Task to carry out » Copy all of the entries that follow, exactly.
════════════════
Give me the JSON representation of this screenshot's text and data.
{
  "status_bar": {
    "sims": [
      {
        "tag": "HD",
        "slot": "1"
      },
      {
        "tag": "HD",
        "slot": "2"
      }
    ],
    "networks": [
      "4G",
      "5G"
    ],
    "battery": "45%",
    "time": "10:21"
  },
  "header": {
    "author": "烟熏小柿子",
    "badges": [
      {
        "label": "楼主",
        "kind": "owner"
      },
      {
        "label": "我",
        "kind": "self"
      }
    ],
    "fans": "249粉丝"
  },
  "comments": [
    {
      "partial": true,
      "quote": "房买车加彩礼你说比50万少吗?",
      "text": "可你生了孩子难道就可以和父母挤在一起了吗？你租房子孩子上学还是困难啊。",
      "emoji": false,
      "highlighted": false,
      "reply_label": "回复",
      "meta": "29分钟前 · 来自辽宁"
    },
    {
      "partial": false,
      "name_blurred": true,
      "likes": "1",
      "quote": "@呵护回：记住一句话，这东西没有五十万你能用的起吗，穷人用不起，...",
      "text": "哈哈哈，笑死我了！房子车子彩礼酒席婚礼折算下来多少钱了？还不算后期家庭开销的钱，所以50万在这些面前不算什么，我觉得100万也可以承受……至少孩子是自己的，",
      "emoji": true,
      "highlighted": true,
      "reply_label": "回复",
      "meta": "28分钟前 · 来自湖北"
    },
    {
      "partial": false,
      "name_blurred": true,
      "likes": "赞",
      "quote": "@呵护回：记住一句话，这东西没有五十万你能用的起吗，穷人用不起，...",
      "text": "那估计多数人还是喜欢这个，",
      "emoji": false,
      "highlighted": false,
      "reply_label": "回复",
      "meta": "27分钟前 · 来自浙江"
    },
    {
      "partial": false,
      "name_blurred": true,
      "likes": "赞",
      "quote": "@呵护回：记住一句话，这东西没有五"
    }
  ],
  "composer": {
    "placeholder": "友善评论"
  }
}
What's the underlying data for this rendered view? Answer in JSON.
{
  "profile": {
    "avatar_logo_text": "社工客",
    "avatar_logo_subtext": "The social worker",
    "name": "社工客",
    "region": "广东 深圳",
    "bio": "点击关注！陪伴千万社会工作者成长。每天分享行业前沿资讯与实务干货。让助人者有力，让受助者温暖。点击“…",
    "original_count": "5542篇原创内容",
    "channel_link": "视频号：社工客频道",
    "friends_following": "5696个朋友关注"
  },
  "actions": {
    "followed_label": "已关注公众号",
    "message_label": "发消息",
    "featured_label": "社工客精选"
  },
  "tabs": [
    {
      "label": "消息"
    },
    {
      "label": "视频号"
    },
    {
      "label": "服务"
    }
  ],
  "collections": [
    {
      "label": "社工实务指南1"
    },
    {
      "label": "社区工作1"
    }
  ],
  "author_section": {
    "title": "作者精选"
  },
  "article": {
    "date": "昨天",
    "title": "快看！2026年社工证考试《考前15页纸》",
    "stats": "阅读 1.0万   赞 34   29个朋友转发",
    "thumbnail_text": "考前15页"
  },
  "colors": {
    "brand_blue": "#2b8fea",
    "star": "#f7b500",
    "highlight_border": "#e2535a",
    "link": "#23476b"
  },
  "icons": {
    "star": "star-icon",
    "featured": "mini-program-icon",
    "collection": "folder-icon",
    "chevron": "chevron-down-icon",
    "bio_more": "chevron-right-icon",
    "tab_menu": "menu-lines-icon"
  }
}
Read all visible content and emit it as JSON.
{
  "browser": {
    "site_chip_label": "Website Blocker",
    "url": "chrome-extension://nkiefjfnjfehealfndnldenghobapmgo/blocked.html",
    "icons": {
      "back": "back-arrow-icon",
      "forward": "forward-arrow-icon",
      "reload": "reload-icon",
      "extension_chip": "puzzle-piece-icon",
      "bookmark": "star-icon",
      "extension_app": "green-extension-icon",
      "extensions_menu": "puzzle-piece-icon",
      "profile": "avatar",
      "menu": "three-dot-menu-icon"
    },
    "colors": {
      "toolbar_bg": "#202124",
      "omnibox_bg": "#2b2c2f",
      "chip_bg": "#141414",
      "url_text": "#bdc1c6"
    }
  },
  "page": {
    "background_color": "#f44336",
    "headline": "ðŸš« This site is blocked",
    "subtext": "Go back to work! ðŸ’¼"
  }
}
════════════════
Response to this exercise »
Give me the JSON representation of this screenshot's text and data.
{
  "status_bar": {
    "sims": [
      {
        "tag": "HD",
        "slot": "1"
      },
      {
        "tag": "HD",
        "slot": "2"
      }
    ],
    "networks": [
      "4G",
      "5G"
    ],
    "battery": "45%",
    "time": "10:21"
  },
  "header": {
    "author": "烟熏小柿子",
    "badges": [
      {
        "label": "楼主",
        "kind": "owner"
      },
      {
        "label": "我",
        "kind": "self"
      }
    ],
    "fans": "249粉丝"
  },
  "comments": [
    {
      "partial": true,
      "quote": "房买车加彩礼你说比50万少吗?",
      "text": "可你生了孩子难道就可以和父母挤在一起了吗？你租房子孩子上学还是困难啊。",
      "emoji": false,
      "highlighted": false,
      "reply_label": "回复",
      "meta": "29分钟前 · 来自辽宁"
    },
    {
      "partial": false,
      "name_blurred": true,
      "likes": "1",
      "quote": "@呵护回：记住一句话，这东西没有五十万你能用的起吗，穷人用不起，...",
      "text": "哈哈哈，笑死我了！房子车子彩礼酒席婚礼折算下来多少钱了？还不算后期家庭开销的钱，所以50万在这些面前不算什么，我觉得100万也可以承受……至少孩子是自己的，",
      "emoji": true,
      "highlighted": true,
      "reply_label": "回复",
      "meta": "28分钟前 · 来自湖北"
    },
    {
      "partial": false,
      "name_blurred": true,
      "likes": "赞",
      "quote": "@呵护回：记住一句话，这东西没有五十万你能用的起吗，穷人用不起，...",
      "text": "那估计多数人还是喜欢这个，",
      "emoji": false,
      "highlighted": false,
      "reply_label": "回复",
      "meta": "27分钟前 · 来自浙江"
    },
    {
      "partial": false,
      "name_blurred": true,
      "likes": "赞",
      "quote": "@呵护回：记住一句话，这东西没有五"
    }
  ],
  "composer": {
    "placeholder": "友善评论"
  }
}
What's the underlying data for this rendered view? Answer in JSON.
{
  "profile": {
    "avatar_logo_text": "社工客",
    "avatar_logo_subtext": "The social worker",
    "name": "社工客",
    "region": "广东 深圳",
    "bio": "点击关注！陪伴千万社会工作者成长。每天分享行业前沿资讯与实务干货。让助人者有力，让受助者温暖。点击“…",
    "original_count": "5542篇原创内容",
    "channel_link": "视频号：社工客频道",
    "friends_following": "5696个朋友关注"
  },
  "actions": {
    "followed_label": "已关注公众号",
    "message_label": "发消息",
    "featured_label": "社工客精选"
  },
  "tabs": [
    {
      "label": "消息"
    },
    {
      "label": "视频号"
    },
    {
      "label": "服务"
    }
  ],
  "collections": [
    {
      "label": "社工实务指南1"
    },
    {
      "label": "社区工作1"
    }
  ],
  "author_section": {
    "title": "作者精选"
  },
  "article": {
    "date": "昨天",
    "title": "快看！2026年社工证考试《考前15页纸》",
    "stats": "阅读 1.0万   赞 34   29个朋友转发",
    "thumbnail_text": "考前15页"
  },
  "colors": {
    "brand_blue": "#2b8fea",
    "star": "#f7b500",
    "highlight_border": "#e2535a",
    "link": "#23476b"
  },
  "icons": {
    "star": "star-icon",
    "featured": "mini-program-icon",
    "collection": "folder-icon",
    "chevron": "chevron-down-icon",
    "bio_more": "chevron-right-icon",
    "tab_menu": "menu-lines-icon"
  }
}
Read all visible content and emit it as JSON.
{
  "browser": {
    "site_chip_label": "Website Blocker",
    "url": "chrome-extension://nkiefjfnjfehealfndnldenghobapmgo/blocked.html",
    "icons": {
      "back": "back-arrow-icon",
      "forward": "forward-arrow-icon",
      "reload": "reload-icon",
      "extension_chip": "puzzle-piece-icon",
      "bookmark": "star-icon",
      "extension_app": "green-extension-icon",
      "extensions_menu": "puzzle-piece-icon",
      "profile": "avatar",
      "menu": "three-dot-menu-icon"
    },
    "colors": {
      "toolbar_bg": "#202124",
      "omnibox_bg": "#2b2c2f",
      "chip_bg": "#141414",
      "url_text": "#bdc1c6"
    }
  },
  "page": {
    "background_color": "#f44336",
    "headline": "ðŸš« This site is blocked",
    "subtext": "Go back to work! ðŸ’¼"
  }
}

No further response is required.